Dataset rows describing interfaces
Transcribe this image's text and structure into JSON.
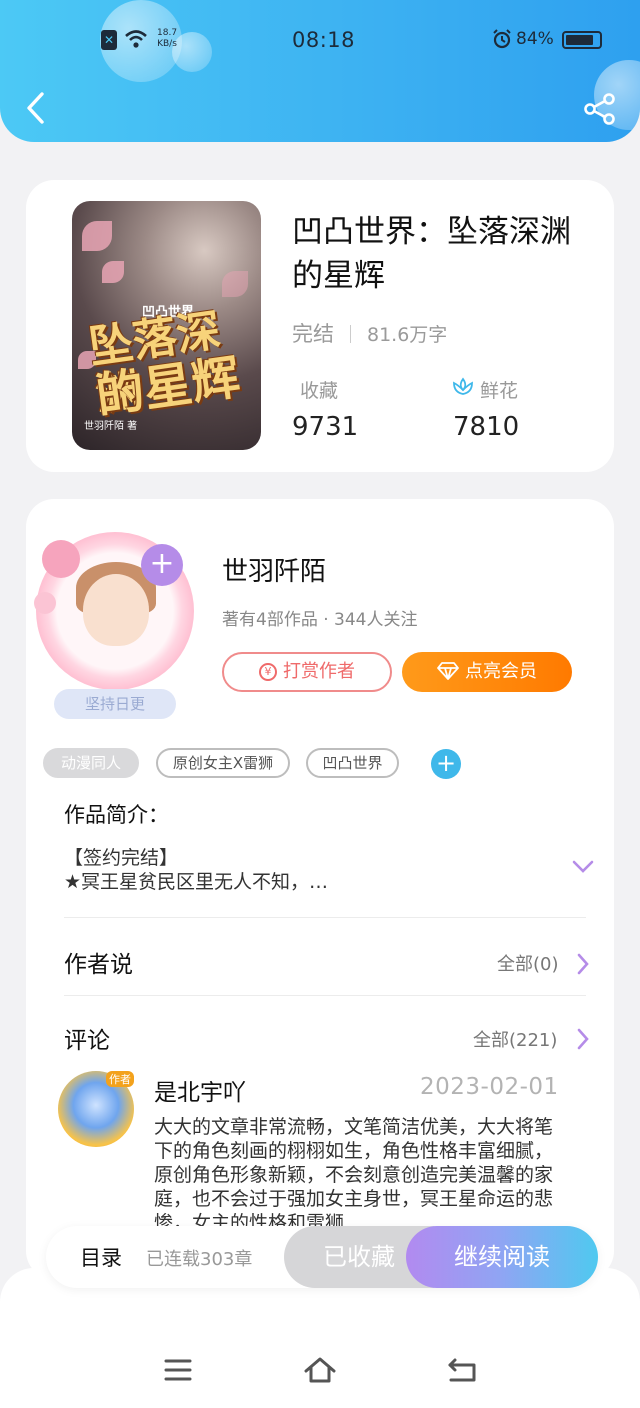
{
  "status_bar": {
    "time": "08:18",
    "speed_value": "18.7",
    "speed_unit": "KB/s",
    "battery": "84%"
  },
  "book": {
    "title": "凹凸世界：坠落深渊的星辉",
    "cover_series": "凹凸世界",
    "cover_title_line1": "坠落深渊",
    "cover_title_line2": "的星辉",
    "cover_author": "世羽阡陌 著",
    "status": "完结",
    "word_count": "81.6万字",
    "favorites_label": "收藏",
    "favorites_count": "9731",
    "flowers_label": "鲜花",
    "flowers_count": "7810"
  },
  "author": {
    "name": "世羽阡陌",
    "meta": "著有4部作品 · 344人关注",
    "reward_label": "打赏作者",
    "vip_label": "点亮会员",
    "badge": "坚持日更",
    "follow_symbol": "+"
  },
  "tags": [
    "动漫同人",
    "原创女主X雷狮",
    "凹凸世界"
  ],
  "intro": {
    "heading": "作品简介：",
    "line1": "【签约完结】",
    "line2": "★冥王星贫民区里无人不知，…"
  },
  "author_says": {
    "heading": "作者说",
    "more": "全部(0)"
  },
  "comments": {
    "heading": "评论",
    "more": "全部(221)",
    "items": [
      {
        "user": "是北宇吖",
        "badge": "作者",
        "date": "2023-02-01",
        "text": "大大的文章非常流畅，文笔简洁优美，大大将笔下的角色刻画的栩栩如生，角色性格丰富细腻，原创角色形象新颖，不会刻意创造完美温馨的家庭，也不会过于强加女主身世，冥王星命运的悲惨，女主的性格和雷狮"
      }
    ]
  },
  "action_bar": {
    "toc_label": "目录",
    "toc_count": "已连载303章",
    "collected_label": "已收藏",
    "read_label": "继续阅读"
  },
  "colors": {
    "header_start": "#4cc9f5",
    "header_end": "#2ea0ef",
    "vip_orange": "#ff7a00",
    "accent_purple": "#b58ce8"
  },
  "icons": [
    "back-icon",
    "share-icon",
    "flower-icon",
    "coin-icon",
    "diamond-icon",
    "chevron-down-icon",
    "chevron-right-icon",
    "menu-icon",
    "home-icon",
    "return-icon"
  ]
}
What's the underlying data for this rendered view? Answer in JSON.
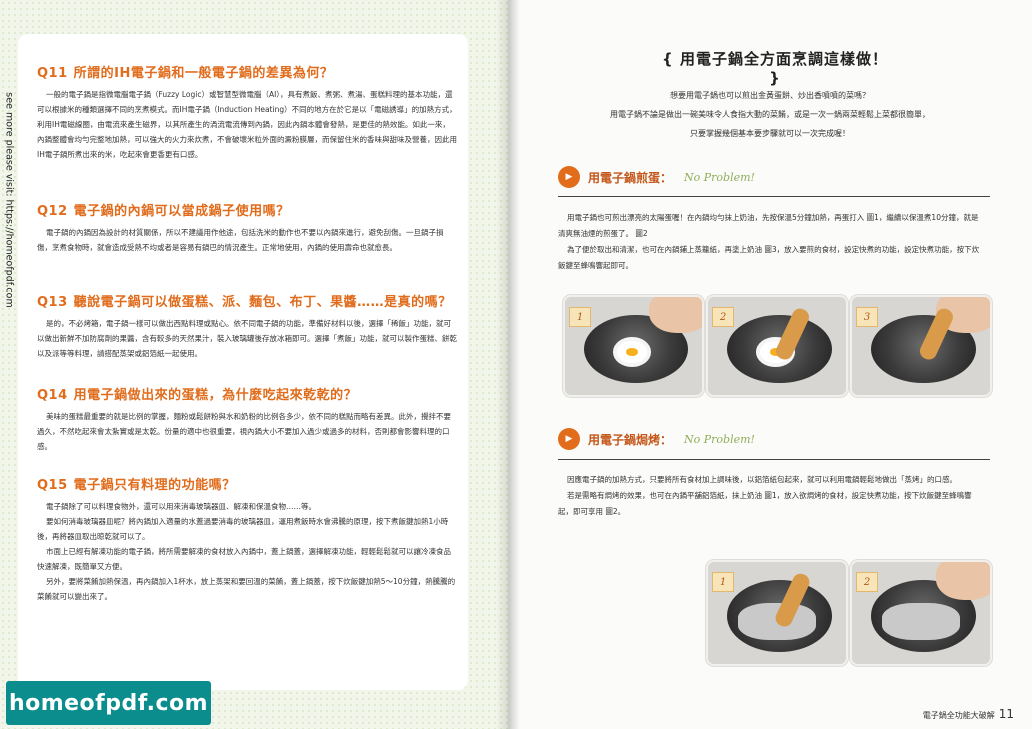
{
  "side_url": "see more please visit: https://homeofpdf.com",
  "watermark": "homeofpdf.com",
  "left": {
    "qa": [
      {
        "num": "Q11",
        "title": "所謂的IH電子鍋和一般電子鍋的差異為何？",
        "paras": [
          "一般的電子鍋是指微電腦電子鍋（Fuzzy Logic）或智慧型微電腦（AI），具有煮飯、煮粥、煮湯、蛋糕料理的基本功能，還可以根據米的種類選擇不同的烹煮模式。而IH電子鍋（Induction Heating）不同的地方在於它是以「電磁誘導」的加熱方式，利用IH電磁線圈，由電流來產生磁界，以其所產生的渦流電流傳到內鍋，因此內鍋本體會發熱，是更佳的熱效能。如此一來，內鍋整體會均勻完整地加熱，可以強大的火力來炊煮，不會破壞米粒外面的澱粉膜層，而保留住米的香味與甜味及營養，因此用IH電子鍋所煮出來的米，吃起來會更香更有口感。"
        ]
      },
      {
        "num": "Q12",
        "title": "電子鍋的內鍋可以當成鍋子使用嗎？",
        "paras": [
          "電子鍋的內鍋因為設計的材質關係，所以不建議用作他途，包括洗米的動作也不要以內鍋來進行，避免刮傷。一旦鍋子損傷，烹煮食物時，就會造成受熱不均或者是容易有鍋巴的情況產生。正常地使用，內鍋的使用壽命也就愈長。"
        ]
      },
      {
        "num": "Q13",
        "title": "聽說電子鍋可以做蛋糕、派、麵包、布丁、果醬……是真的嗎？",
        "paras": [
          "是的，不必烤箱，電子鍋一樣可以做出西點料理或點心。依不同電子鍋的功能，準備好材料以後，選擇「稀飯」功能，就可以做出新鮮不加防腐劑的果醬，含有較多的天然果汁，裝入玻璃罐後存放冰箱即可。選擇「煮飯」功能，就可以製作蛋糕、餅乾以及派等等料理，請搭配蒸架或鋁箔紙一起使用。"
        ]
      },
      {
        "num": "Q14",
        "title": "用電子鍋做出來的蛋糕，為什麼吃起來乾乾的？",
        "paras": [
          "美味的蛋糕最重要的就是比例的掌握，麵粉或鬆餅粉與水和奶粉的比例各多少，依不同的糕點而略有差異。此外，攪拌不要過久，不然吃起來會太紮實或是太乾。份量的適中也很重要，視內鍋大小不要加入過少或過多的材料，否則都會影響料理的口感。"
        ]
      },
      {
        "num": "Q15",
        "title": "電子鍋只有料理的功能嗎？",
        "paras": [
          "電子鍋除了可以料理食物外，還可以用來消毒玻璃器皿、解凍和保溫食物……等。",
          "要如何消毒玻璃器皿呢？將內鍋加入適量的水蓋過要消毒的玻璃器皿，運用煮飯時水會沸騰的原理，按下煮飯鍵加熱1小時後，再將器皿取出晾乾就可以了。",
          "市面上已經有解凍功能的電子鍋，將所需要解凍的食材放入內鍋中，蓋上鍋蓋，選擇解凍功能，輕輕鬆鬆就可以讓冷凍食品快速解凍，既簡單又方便。",
          "另外，要將菜餚加熱保溫，再內鍋加入1杯水，放上蒸架和要回溫的菜餚，蓋上鍋蓋，按下炊飯鍵加熱5～10分鐘，熱騰騰的菜餚就可以變出來了。"
        ]
      }
    ]
  },
  "right": {
    "title": "{ 用電子鍋全方面烹調這樣做！ }",
    "intro": [
      "想要用電子鍋也可以煎出金黃蛋餅、炒出香噴噴的菜嗎？",
      "用電子鍋不論是做出一碗美味令人食指大動的菜餚，或是一次一鍋兩菜輕鬆上菜都很簡單，",
      "只要掌握幾個基本要步驟就可以一次完成喔！"
    ],
    "sections": [
      {
        "icon": "▶",
        "title": "用電子鍋煎蛋：",
        "tag": "No Problem!",
        "paras": [
          "用電子鍋也可煎出漂亮的太陽蛋喔！在內鍋均勻抹上奶油，先按保溫5分鐘加熱，再蛋打入 圖1，繼續以保溫煮10分鐘，就是清爽無油煙的煎蛋了。 圖2",
          "為了便於取出和清潔，也可在內鍋鋪上蒸籠紙，再塗上奶油 圖3，放入要煎的食材，設定快煮的功能，設定快煮功能，按下炊飯鍵至蜂鳴響起即可。"
        ],
        "steps": [
          "1",
          "2",
          "3"
        ]
      },
      {
        "icon": "▶",
        "title": "用電子鍋焗烤：",
        "tag": "No Problem!",
        "paras": [
          "因應電子鍋的加熱方式，只要將所有食材加上調味後，以鋁箔紙包起來，就可以利用電鍋輕鬆地做出「蒸烤」的口感。",
          "若是需略有焗烤的效果，也可在內鍋平舖鋁箔紙，抹上奶油 圖1，放入欲焗烤的食材，設定快煮功能，按下炊飯鍵至蜂鳴響起，即可享用 圖2。"
        ],
        "steps": [
          "1",
          "2"
        ]
      }
    ],
    "footer": {
      "label": "電子鍋全功能大破解",
      "page": "11"
    }
  }
}
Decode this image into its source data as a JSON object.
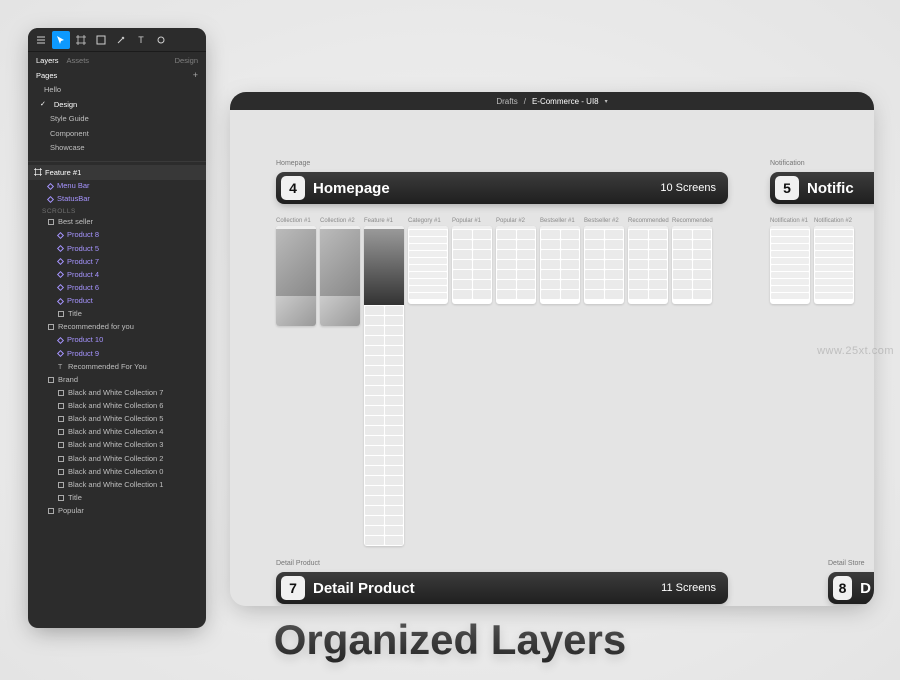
{
  "toolbar": {
    "tools": [
      "menu",
      "move",
      "frame",
      "rect",
      "pen",
      "text",
      "hand"
    ]
  },
  "tabs": {
    "layers": "Layers",
    "assets": "Assets",
    "design": "Design"
  },
  "pages": {
    "header": "Pages",
    "items": [
      {
        "label": "Hello",
        "active": false
      },
      {
        "label": "Design",
        "active": true
      },
      {
        "label": "Style Guide",
        "active": false,
        "sub": true
      },
      {
        "label": "Component",
        "active": false,
        "sub": true
      },
      {
        "label": "Showcase",
        "active": false,
        "sub": true
      }
    ]
  },
  "feature_header": "Feature  #1",
  "scrolls_label": "SCROLLS",
  "layers": [
    {
      "lbl": "Menu Bar",
      "type": "purple",
      "lv": 1
    },
    {
      "lbl": "StatusBar",
      "type": "purple",
      "lv": 1
    },
    {
      "lbl": "Best seller",
      "type": "frame",
      "lv": 1,
      "scrolls": true
    },
    {
      "lbl": "Product 8",
      "type": "purple",
      "lv": 2
    },
    {
      "lbl": "Product 5",
      "type": "purple",
      "lv": 2
    },
    {
      "lbl": "Product 7",
      "type": "purple",
      "lv": 2
    },
    {
      "lbl": "Product 4",
      "type": "purple",
      "lv": 2
    },
    {
      "lbl": "Product 6",
      "type": "purple",
      "lv": 2
    },
    {
      "lbl": "Product",
      "type": "purple",
      "lv": 2
    },
    {
      "lbl": "Title",
      "type": "frame",
      "lv": 2
    },
    {
      "lbl": "Recommended for you",
      "type": "frame",
      "lv": 1
    },
    {
      "lbl": "Product 10",
      "type": "purple",
      "lv": 2
    },
    {
      "lbl": "Product 9",
      "type": "purple",
      "lv": 2
    },
    {
      "lbl": "Recommended For You",
      "type": "text",
      "lv": 2
    },
    {
      "lbl": "Brand",
      "type": "frame",
      "lv": 1
    },
    {
      "lbl": "Black and White Collection 7",
      "type": "frame",
      "lv": 2
    },
    {
      "lbl": "Black and White Collection 6",
      "type": "frame",
      "lv": 2
    },
    {
      "lbl": "Black and White Collection 5",
      "type": "frame",
      "lv": 2
    },
    {
      "lbl": "Black and White Collection 4",
      "type": "frame",
      "lv": 2
    },
    {
      "lbl": "Black and White Collection 3",
      "type": "frame",
      "lv": 2
    },
    {
      "lbl": "Black and White Collection 2",
      "type": "frame",
      "lv": 2
    },
    {
      "lbl": "Black and White Collection 0",
      "type": "frame",
      "lv": 2
    },
    {
      "lbl": "Black and White Collection 1",
      "type": "frame",
      "lv": 2
    },
    {
      "lbl": "Title",
      "type": "frame",
      "lv": 2
    },
    {
      "lbl": "Popular",
      "type": "frame",
      "lv": 1
    }
  ],
  "canvas": {
    "breadcrumb_drafts": "Drafts",
    "breadcrumb_file": "E-Commerce - UI8",
    "sec4": {
      "group_label": "Homepage",
      "num": "4",
      "title": "Homepage",
      "count": "10 Screens"
    },
    "sec5": {
      "group_label": "Notification",
      "num": "5",
      "title": "Notific"
    },
    "sec7": {
      "group_label": "Detail Product",
      "num": "7",
      "title": "Detail Product",
      "count": "11 Screens"
    },
    "sec8": {
      "group_label": "Detail Store",
      "num": "8",
      "title": "D"
    },
    "frames_row1": [
      "Collection #1",
      "Collection #2",
      "Feature  #1",
      "Category #1",
      "Popular #1",
      "Popular #2",
      "Bestseller #1",
      "Bestseller #2",
      "Recommended",
      "Recommended"
    ],
    "frames_row2": [
      "Notification #1",
      "Notification #2"
    ]
  },
  "hero": "Organized Layers",
  "watermark": "www.25xt.com"
}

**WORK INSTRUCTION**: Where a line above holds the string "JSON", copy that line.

**ANSWER TO THE PROBLEM**:
Transcribe this image's text and structure into JSON.
What's the underlying data for this rendered view? Answer in JSON.
Decode this image into its source data as a JSON object.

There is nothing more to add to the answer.